• Material for this exercise:
____________
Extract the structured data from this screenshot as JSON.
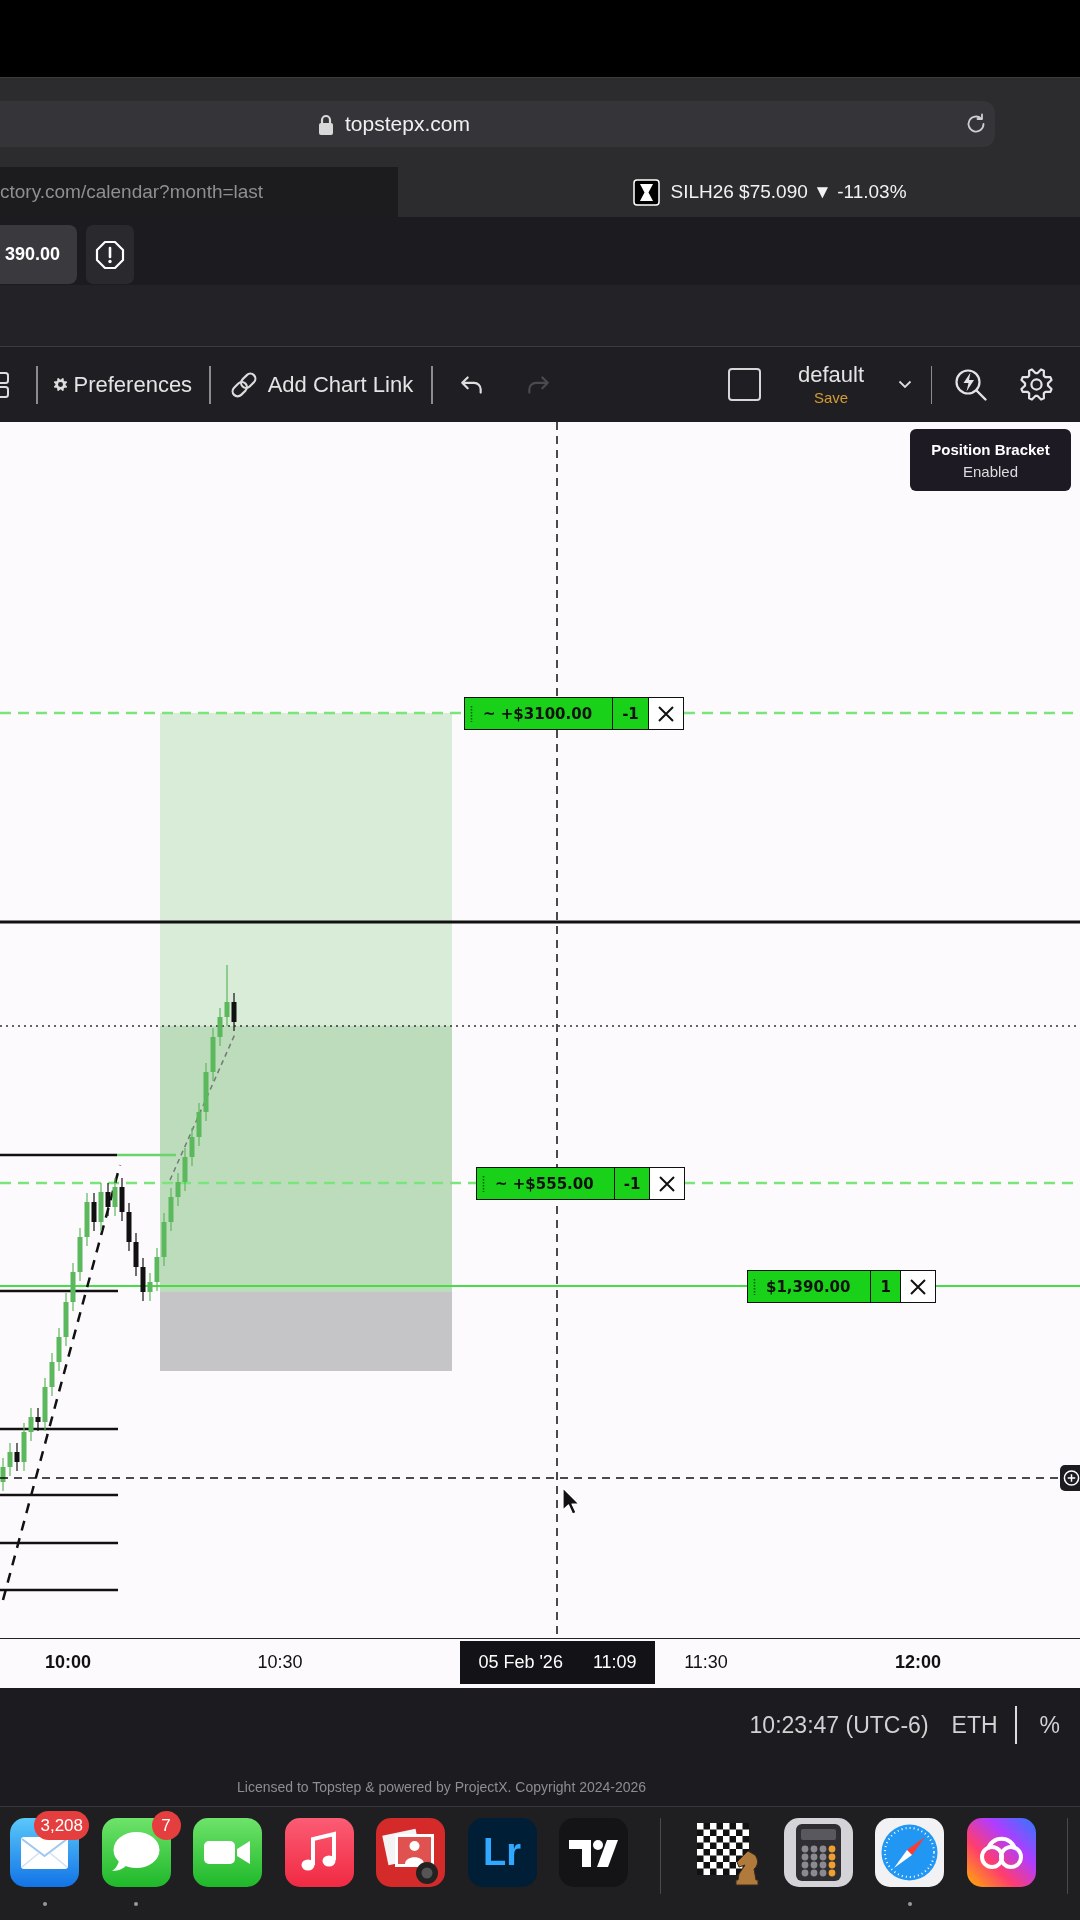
{
  "browser": {
    "address": "topstepx.com",
    "tabs": [
      {
        "title": "ctory.com/calendar?month=last",
        "icon": false,
        "selected": false
      },
      {
        "title": "SILH26 $75.090 ▼ -11.03%",
        "icon": true,
        "selected": true
      }
    ]
  },
  "account_bar": {
    "balance": "390.00"
  },
  "toolbar": {
    "preferences": "Preferences",
    "add_chart_link": "Add Chart Link",
    "undo": {
      "disabled": false
    },
    "redo": {
      "disabled": true
    },
    "checkbox": {
      "checked": false
    },
    "layout": {
      "name": "default",
      "action": "Save"
    }
  },
  "chart": {
    "position_bracket": {
      "title": "Position Bracket",
      "status": "Enabled"
    },
    "orders": [
      {
        "kind": "target",
        "label": "~ +$3100.00",
        "quantity": "-1"
      },
      {
        "kind": "target",
        "label": "~ +$555.00",
        "quantity": "-1"
      },
      {
        "kind": "position",
        "label": "$1,390.00",
        "quantity": "1"
      }
    ],
    "crosshair": {
      "date": "05 Feb '26",
      "time": "11:09"
    },
    "time_axis": [
      {
        "label": "10:00",
        "major": true
      },
      {
        "label": "10:30",
        "major": false
      },
      {
        "label": "11:30",
        "major": false
      },
      {
        "label": "12:00",
        "major": true
      }
    ]
  },
  "status_bar": {
    "clock": "10:23:47 (UTC-6)",
    "session": "ETH",
    "percent": "%"
  },
  "footer": {
    "copyright": "Licensed to Topstep & powered by ProjectX. Copyright 2024-2026"
  },
  "dock": {
    "apps": [
      {
        "kind": "mail",
        "badge": "3,208",
        "running": true
      },
      {
        "kind": "messages",
        "badge": "7",
        "running": true
      },
      {
        "kind": "video",
        "running": false
      },
      {
        "kind": "music",
        "running": false
      },
      {
        "kind": "photos",
        "running": false
      },
      {
        "kind": "letters",
        "label": "Lr",
        "running": false
      },
      {
        "kind": "logo",
        "running": false
      }
    ],
    "recent_apps": [
      {
        "kind": "chess",
        "running": false
      },
      {
        "kind": "calculator",
        "running": false
      },
      {
        "kind": "compass",
        "running": true
      },
      {
        "kind": "rainbow",
        "running": false
      }
    ]
  }
}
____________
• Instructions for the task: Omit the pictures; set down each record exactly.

• Exercise response:
Extract the structured data from this screenshot as JSON.
{
  "browser": {
    "address": "topstepx.com",
    "tabs": [
      {
        "title": "ctory.com/calendar?month=last",
        "icon": false,
        "selected": false
      },
      {
        "title": "SILH26 $75.090 ▼ -11.03%",
        "icon": true,
        "selected": true
      }
    ]
  },
  "account_bar": {
    "balance": "390.00"
  },
  "toolbar": {
    "preferences": "Preferences",
    "add_chart_link": "Add Chart Link",
    "undo": {
      "disabled": false
    },
    "redo": {
      "disabled": true
    },
    "checkbox": {
      "checked": false
    },
    "layout": {
      "name": "default",
      "action": "Save"
    }
  },
  "chart": {
    "position_bracket": {
      "title": "Position Bracket",
      "status": "Enabled"
    },
    "orders": [
      {
        "kind": "target",
        "label": "~ +$3100.00",
        "quantity": "-1"
      },
      {
        "kind": "target",
        "label": "~ +$555.00",
        "quantity": "-1"
      },
      {
        "kind": "position",
        "label": "$1,390.00",
        "quantity": "1"
      }
    ],
    "crosshair": {
      "date": "05 Feb '26",
      "time": "11:09"
    },
    "time_axis": [
      {
        "label": "10:00",
        "major": true
      },
      {
        "label": "10:30",
        "major": false
      },
      {
        "label": "11:30",
        "major": false
      },
      {
        "label": "12:00",
        "major": true
      }
    ]
  },
  "status_bar": {
    "clock": "10:23:47 (UTC-6)",
    "session": "ETH",
    "percent": "%"
  },
  "footer": {
    "copyright": "Licensed to Topstep & powered by ProjectX. Copyright 2024-2026"
  },
  "dock": {
    "apps": [
      {
        "kind": "mail",
        "badge": "3,208",
        "running": true
      },
      {
        "kind": "messages",
        "badge": "7",
        "running": true
      },
      {
        "kind": "video",
        "running": false
      },
      {
        "kind": "music",
        "running": false
      },
      {
        "kind": "photos",
        "running": false
      },
      {
        "kind": "letters",
        "label": "Lr",
        "running": false
      },
      {
        "kind": "logo",
        "running": false
      }
    ],
    "recent_apps": [
      {
        "kind": "chess",
        "running": false
      },
      {
        "kind": "calculator",
        "running": false
      },
      {
        "kind": "compass",
        "running": true
      },
      {
        "kind": "rainbow",
        "running": false
      }
    ]
  }
}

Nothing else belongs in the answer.